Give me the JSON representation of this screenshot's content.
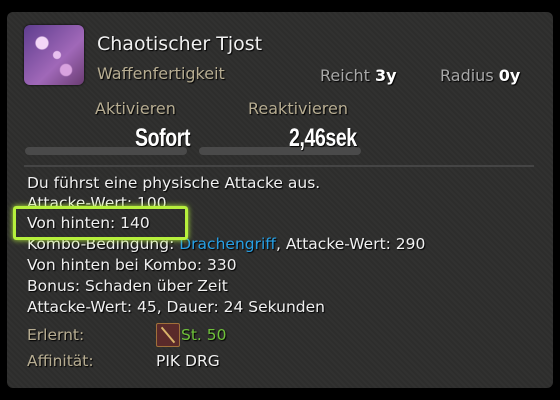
{
  "action": {
    "name": "Chaotischer Tjost",
    "type": "Waffenfertigkeit",
    "range_label": "Reicht",
    "range_value": "3y",
    "radius_label": "Radius",
    "radius_value": "0y",
    "cast_label": "Aktivieren",
    "cast_value": "Sofort",
    "recast_label": "Reaktivieren",
    "recast_value": "2,46sek"
  },
  "description": {
    "line1": "Du führst eine physische Attacke aus.",
    "line2": "Attacke-Wert: 100",
    "line3": "Von hinten: 140",
    "line4_prefix": "Kombo-Bedingung: ",
    "line4_link": "Drachengriff",
    "line4_suffix": ", Attacke-Wert: 290",
    "line5": "Von hinten bei Kombo: 330",
    "line6": "Bonus: Schaden über Zeit",
    "line7": "Attacke-Wert: 45, Dauer: 24 Sekunden"
  },
  "footer": {
    "learned_label": "Erlernt:",
    "learned_value": "St. 50",
    "learned_icon": "spear-icon",
    "affinity_label": "Affinität:",
    "affinity_value": "PIK DRG"
  },
  "colors": {
    "highlight": "#b6f03c",
    "link": "#27a0e6",
    "level": "#6fc23a",
    "label": "#b7ad92"
  }
}
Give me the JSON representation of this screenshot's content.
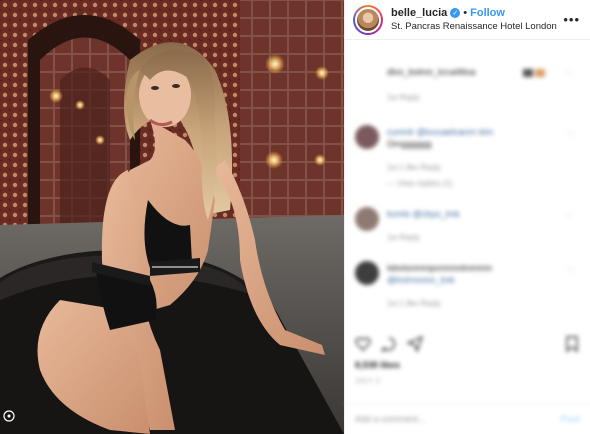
{
  "header": {
    "username": "belle_lucia",
    "separator": "•",
    "follow_label": "Follow",
    "location": "St. Pancras Renaissance Hotel London",
    "more_label": "•••"
  },
  "comments": [
    {
      "text": "dlvo_bolmn_lcruellitsa",
      "meta": "1w   Reply",
      "avatar_color": "#d9c8c2",
      "has_avatar": false
    },
    {
      "text": "cumnlr  @luvuaelvanrn  kim",
      "text2": "Omgggggg",
      "meta": "1w   1 like   Reply",
      "meta2": "—  View replies (1)",
      "avatar_color": "#7b5a5e",
      "has_avatar": true
    },
    {
      "text": "kvmls  @cbyo_lmk",
      "meta": "1w   Reply",
      "avatar_color": "#8e7a72",
      "has_avatar": true
    },
    {
      "text": "lsbvtsnmmpvnmnntmmmn",
      "text2": "@lmlrmnmn_lmk",
      "meta": "1w   1 like   Reply",
      "avatar_color": "#3e3e3e",
      "has_avatar": true
    }
  ],
  "actions": {
    "like_icon": "heart-icon",
    "comment_icon": "comment-icon",
    "share_icon": "share-icon",
    "save_icon": "bookmark-icon"
  },
  "likes_text": "8,538 likes",
  "date_text": "JULY 2",
  "add_comment_placeholder": "Add a comment...",
  "post_label": "Post",
  "colors": {
    "accent": "#3897f0",
    "verified": "#3897f0",
    "muted": "#999999"
  }
}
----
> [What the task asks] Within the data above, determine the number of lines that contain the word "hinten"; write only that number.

> [Finished task] 2